The identities of molds found in feeds may be of some value in assessing the possibility of mycotoxin contamination. Identification of the genus and species of a mold present in feed is of most use. However, it is difficult to determine if a particular mold found to be present in feed
is capable of producing mycotoxins. Molds capable of producing mycotoxins are called toxigenic. Even if the genus and species of the mold are identified, it may not be possible to determine if that particular mold belongs to a toxigenic strain. If only the genus is identified, it is even more difficult to predict if the mold is toxigenic. If an identified mold is believed to be toxigenic, it is not possible to determine if the mold has or is actively producing mycotoxins in the feed. The presence or absence of
mycotoxins can be determined only by chemical analysis for mycotoxins.
Cost of mold culture and identification is usually $30 to $50, but may be much more expensive if detailed identification is required. It may take several days to grow the molds, so results may take several days to obtain.
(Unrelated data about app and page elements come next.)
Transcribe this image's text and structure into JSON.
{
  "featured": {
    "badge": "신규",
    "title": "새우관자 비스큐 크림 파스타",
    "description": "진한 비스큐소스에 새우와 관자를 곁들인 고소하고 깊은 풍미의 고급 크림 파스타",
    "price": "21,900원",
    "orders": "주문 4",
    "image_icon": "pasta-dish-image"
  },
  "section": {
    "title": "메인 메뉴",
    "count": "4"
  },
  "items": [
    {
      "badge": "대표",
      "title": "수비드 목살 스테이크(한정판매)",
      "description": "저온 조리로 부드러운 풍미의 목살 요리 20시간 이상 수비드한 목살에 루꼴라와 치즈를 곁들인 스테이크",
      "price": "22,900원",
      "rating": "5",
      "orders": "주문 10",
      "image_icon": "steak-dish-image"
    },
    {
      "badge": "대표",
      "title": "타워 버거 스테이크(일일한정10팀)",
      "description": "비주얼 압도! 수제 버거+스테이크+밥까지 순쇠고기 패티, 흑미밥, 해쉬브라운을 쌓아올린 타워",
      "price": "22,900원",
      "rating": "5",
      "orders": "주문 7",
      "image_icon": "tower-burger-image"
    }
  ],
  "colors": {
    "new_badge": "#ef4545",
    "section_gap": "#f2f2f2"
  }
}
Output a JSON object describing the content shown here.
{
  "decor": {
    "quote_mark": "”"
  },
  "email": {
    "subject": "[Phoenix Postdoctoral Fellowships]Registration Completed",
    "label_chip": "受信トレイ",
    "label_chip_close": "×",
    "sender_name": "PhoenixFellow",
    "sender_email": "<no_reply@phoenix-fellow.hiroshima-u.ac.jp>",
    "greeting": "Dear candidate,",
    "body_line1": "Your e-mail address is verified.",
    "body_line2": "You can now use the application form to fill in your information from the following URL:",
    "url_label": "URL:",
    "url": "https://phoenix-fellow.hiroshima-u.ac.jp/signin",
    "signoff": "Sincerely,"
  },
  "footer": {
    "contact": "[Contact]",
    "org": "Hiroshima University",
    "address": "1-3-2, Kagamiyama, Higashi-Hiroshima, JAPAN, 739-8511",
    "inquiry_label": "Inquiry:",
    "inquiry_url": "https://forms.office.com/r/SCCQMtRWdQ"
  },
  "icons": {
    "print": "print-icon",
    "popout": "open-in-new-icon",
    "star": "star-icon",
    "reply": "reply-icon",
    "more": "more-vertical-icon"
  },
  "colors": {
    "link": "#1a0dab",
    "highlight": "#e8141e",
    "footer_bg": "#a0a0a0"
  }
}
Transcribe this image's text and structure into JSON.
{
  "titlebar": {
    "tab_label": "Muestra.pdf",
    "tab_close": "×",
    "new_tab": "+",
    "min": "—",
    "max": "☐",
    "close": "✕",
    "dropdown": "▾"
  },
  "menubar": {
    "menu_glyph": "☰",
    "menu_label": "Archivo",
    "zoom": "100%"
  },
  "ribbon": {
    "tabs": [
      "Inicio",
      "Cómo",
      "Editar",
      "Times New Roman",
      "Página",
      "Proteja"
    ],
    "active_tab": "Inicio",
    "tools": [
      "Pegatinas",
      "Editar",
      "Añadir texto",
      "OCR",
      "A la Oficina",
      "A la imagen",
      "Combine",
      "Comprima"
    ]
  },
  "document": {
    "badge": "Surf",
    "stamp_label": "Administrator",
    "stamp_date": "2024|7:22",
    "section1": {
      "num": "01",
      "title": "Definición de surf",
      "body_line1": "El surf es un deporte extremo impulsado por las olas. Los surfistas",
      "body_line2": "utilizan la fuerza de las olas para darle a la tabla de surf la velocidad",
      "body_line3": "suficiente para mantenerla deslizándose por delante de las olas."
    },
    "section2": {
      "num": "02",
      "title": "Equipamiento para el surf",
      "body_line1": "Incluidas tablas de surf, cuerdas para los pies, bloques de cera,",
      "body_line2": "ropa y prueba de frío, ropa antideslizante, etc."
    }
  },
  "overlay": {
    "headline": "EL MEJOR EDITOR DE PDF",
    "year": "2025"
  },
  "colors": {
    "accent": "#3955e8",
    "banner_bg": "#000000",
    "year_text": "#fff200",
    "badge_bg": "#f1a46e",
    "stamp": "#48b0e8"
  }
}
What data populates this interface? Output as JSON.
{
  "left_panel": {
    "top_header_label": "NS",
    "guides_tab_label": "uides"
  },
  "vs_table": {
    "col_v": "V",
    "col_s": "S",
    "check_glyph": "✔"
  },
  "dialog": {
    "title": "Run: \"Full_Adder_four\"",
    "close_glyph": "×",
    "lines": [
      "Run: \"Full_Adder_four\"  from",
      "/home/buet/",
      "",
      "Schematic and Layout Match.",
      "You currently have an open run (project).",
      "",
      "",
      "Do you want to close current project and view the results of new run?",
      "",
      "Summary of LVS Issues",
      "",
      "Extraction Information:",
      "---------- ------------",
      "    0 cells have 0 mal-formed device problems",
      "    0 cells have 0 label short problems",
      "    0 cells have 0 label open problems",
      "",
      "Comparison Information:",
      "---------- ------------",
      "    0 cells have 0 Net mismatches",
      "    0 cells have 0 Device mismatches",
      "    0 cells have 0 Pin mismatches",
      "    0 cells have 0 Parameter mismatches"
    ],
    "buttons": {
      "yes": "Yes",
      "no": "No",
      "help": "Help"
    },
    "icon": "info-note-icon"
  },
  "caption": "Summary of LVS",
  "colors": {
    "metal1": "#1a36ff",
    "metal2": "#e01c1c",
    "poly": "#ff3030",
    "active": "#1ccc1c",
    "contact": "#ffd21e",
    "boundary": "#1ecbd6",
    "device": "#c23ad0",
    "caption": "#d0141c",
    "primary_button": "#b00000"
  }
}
Quantitative results provided by chemical analysis consist of two parts, both equally important: a number and a unit of concentration. The numerical part, which may be a number or a range of numbers, tells how many "units of measure" are present. Simply providing the numerical
part can lead to confusion. For example, if aflatoxin is said to be present at a concentration of "30," it makes a big difference if the result is 30 parts per billion (ppb) or 30 parts per million (ppm). Aflatoxin at a concentration of 30 ppm is present at a concentration 1,000 times higher than at 30 ppb. Such a difference in concentration can make a big difference in whether a feed is safe to use or not. When seeking advice how to use mycotoxin-contaminated feed, always provide both parts of quantitative results.
Units of concentration commonly used to report
mycotoxin results are listed in Table II
|Table II. Units of concentrations used to report mycotoxin concentrations in feeds.
|Unit of concentration|| Definition|| Remarks|
|Parts per billion (ppb); May appear as ng/g or mg/kg.|| 1 part of the mycotoxin in 1,000,000,000 parts of feed|| 1 ppb equals 1 billionth of a pound of
mycotoxin in a pound of feed.|
|Parts per million (ppm); May appear as ug/g, mg/g, or mg/kg. ||1 part of the mycotoxin in 1,000,000 parts of feed.|| 1 ppm equals 1 millionth of a pound of
mycotoxin in a pound of feed.|
No analytical method can determine if a sample is completely free of mycotoxins. Every method has a limit of detection. Concentrations present in the sample below the detection limit cannot be detected. A result reported as no detectable amount with a detection limit of 1 ppm means
that the mycotoxin is not present at concentrations
greater than 1 ppm, but it may be present at a concentration less than 1 ppm.
When no mycotoxin is detected in a sample, that may be reported as "none detected," "no detectable amounts" or "negative to test." An estimate of the detection limit should be provided. Any results reported as "0" should
not be taken literally.
Failure to detect mycotoxins in the sample provided
may be the result of sample selection. Such results do not prove mycotoxin are not present in other parts of the feed from which the sample was collected.
This publication has been peer reviewed.
Visit the University of Nebraska–Lincoln Extension Publications Web site for more publications.
Index: Plant Diseases
Issued June 2003